What is the best benefit of being an ASEE member?

As highlighted above, I can summarize here as two key benefits:

  1. Access to pedagogical research, resources and news. 
  2. A platform to connect with well experienced educators. 


How can ASEE better serve you (and the larger engineering education community)?

In addition, to the accompanying exhibitions at the conferences by educational vendors, I would like to see ASEE highlighting technological innovations and tools that are coming into the educational scene. Education is going through major changes as a result of new technologies and I encourage ASEE to be at the forefront of highlighting these tools and how they are being implemented. I would like to give piazza.com as an example. Piazza is a wonderful classroom discussion tool for instructors that I discovered while attending the exhibition at the national conference. Such tools need to reach more educators via avenues other than just at conferences.

What are a few things you enjoy outside of work - things that make you, you?

I am a technology geek. I love reading about it and exploring new ways of doing the same old things. Many of my educational app ideas are a result of this interest. Hence it makes for a great overlap between work and play. Secondly, I find great comfort and inspiration within visual arts and aesthetics. I enjoy illustrating and graphic design. My go to tools are Adobe Photoshop and Adobe Illustrator on my Mac, but I often enjoy traditional sketching and watercoloring when inspired. This inclination towards the visual arts, has had tremendous influence on my career. For instance, I am able to design user experiences for my mobile apps with interfaces that are appealing, yet simple to use. I spend considerable energy branding my apps and designing a feel with the educational user in mind. From the teaching standpoint, whenever I get a chance to use presentation slides to deliver a lecture, I pride myself on producing the most visually captivating presentations - many times drawing the graphical elements and schematics from scratch. As an example the ‘Get Prepared to Present Well’ video on YouTube.com was entirely drawn and animated using Apple’s PowerPoint point alternative, Keynote.(3) On the personal side, I have published a children’s picture book, for the iBooks store, called “It’s Snowing in Africa.” The book includes illustrations that were produced entirely using the iPad app Paper by 53.(10) With the advent of technology, I think educators have numerous tools at our disposal that are certain to make teaching and learning fun.

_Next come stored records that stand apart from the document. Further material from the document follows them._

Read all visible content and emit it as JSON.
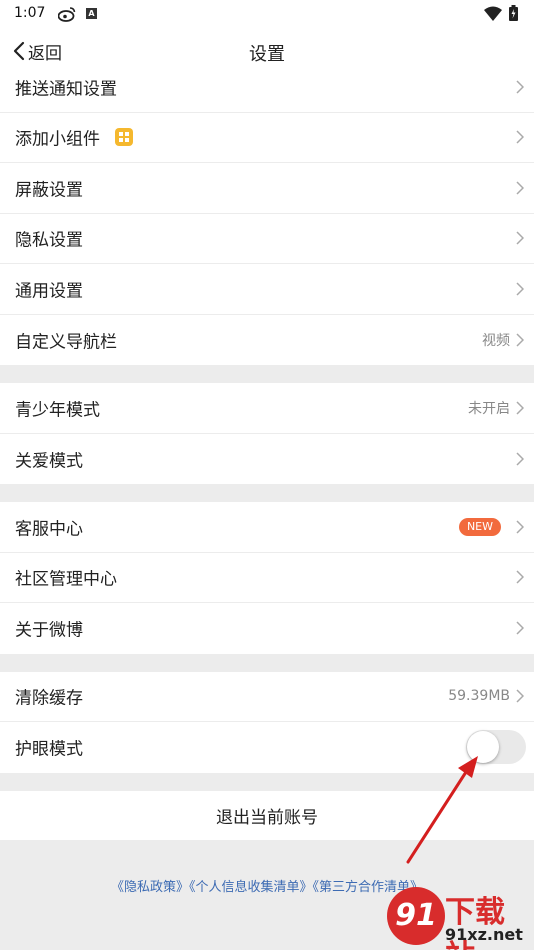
{
  "status_bar": {
    "time": "1:07",
    "a_badge": "A"
  },
  "nav": {
    "back_label": "返回",
    "title": "设置"
  },
  "groups": [
    {
      "rows": [
        {
          "label": "推送通知设置"
        },
        {
          "label": "添加小组件"
        },
        {
          "label": "屏蔽设置"
        },
        {
          "label": "隐私设置"
        },
        {
          "label": "通用设置"
        },
        {
          "label": "自定义导航栏",
          "value": "视频"
        }
      ]
    },
    {
      "rows": [
        {
          "label": "青少年模式",
          "value": "未开启"
        },
        {
          "label": "关爱模式"
        }
      ]
    },
    {
      "rows": [
        {
          "label": "客服中心",
          "badge": "NEW"
        },
        {
          "label": "社区管理中心"
        },
        {
          "label": "关于微博"
        }
      ]
    },
    {
      "rows": [
        {
          "label": "清除缓存",
          "value": "59.39MB"
        },
        {
          "label": "护眼模式",
          "toggle_on": false
        }
      ]
    }
  ],
  "logout_label": "退出当前账号",
  "footer_links": [
    "《隐私政策》",
    "《个人信息收集清单》",
    "《第三方合作清单》"
  ],
  "watermark": {
    "mark": "91",
    "title": "下载站",
    "domain": "91xz.net"
  },
  "colors": {
    "badge": "#f26a3d",
    "link": "#3d6bb3",
    "arrow": "#d41f1f",
    "watermark": "#d82c2c"
  }
}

References:

Below are links to papers and videos related to the responses above

  1. Bakrania, S.D., “Integration of Journal Club Ideology into a Nanotechnology Course,” American Society of Engineering Education Conference, Louiseville, KY, June 20-23, 2010.
  2. Bakrania, S.D., “Getting Students Prepared to Present Well,” American Society of Engineering Education Conference, Vancouver, BC, Canada, June 26-29, 2011.
  3. YouTube Video, “Get Prepared to Present Well,” http://youtu.be/3OmOIzgPOqo.
  4. YouTube Video, “Wind Turbine Design I for Sophomore Engineering Clinics,” http://youtu.be/Xvo73TxW6_k
  5. YouTube Video, “Wind Turbine Design II for Sophomore Engineering Clinics,” http://youtu.be/UJn2_lLRLrg
  6. Bakrania, S.D., “Getting Students Involved in a Classroom with an iPhone App,” American Society of Engineering Education Conference, San Antonio, TX, June 10-13, 2012.
  7. YouTube Video, “Pikme,” http://youtu.be/Rtn3xWVLCt4
  8. Banger, S., and Bakrania, S.D., “A rubric-based grading app for the iPad,” American Society of Engineering Education Conference, Atlanta, GA, June 24-26, 2013. Selected as Best in Computers in Education papers.
  9. YouTube Video, “evaluA+,” http://youtu.be/8WP5ZMWWIv4
  10. iBooks Store Link, “It’s Snowing in Africa,” https://itunes.apple.com/us/book/its-snowing-in-africa/id556430425?mt=11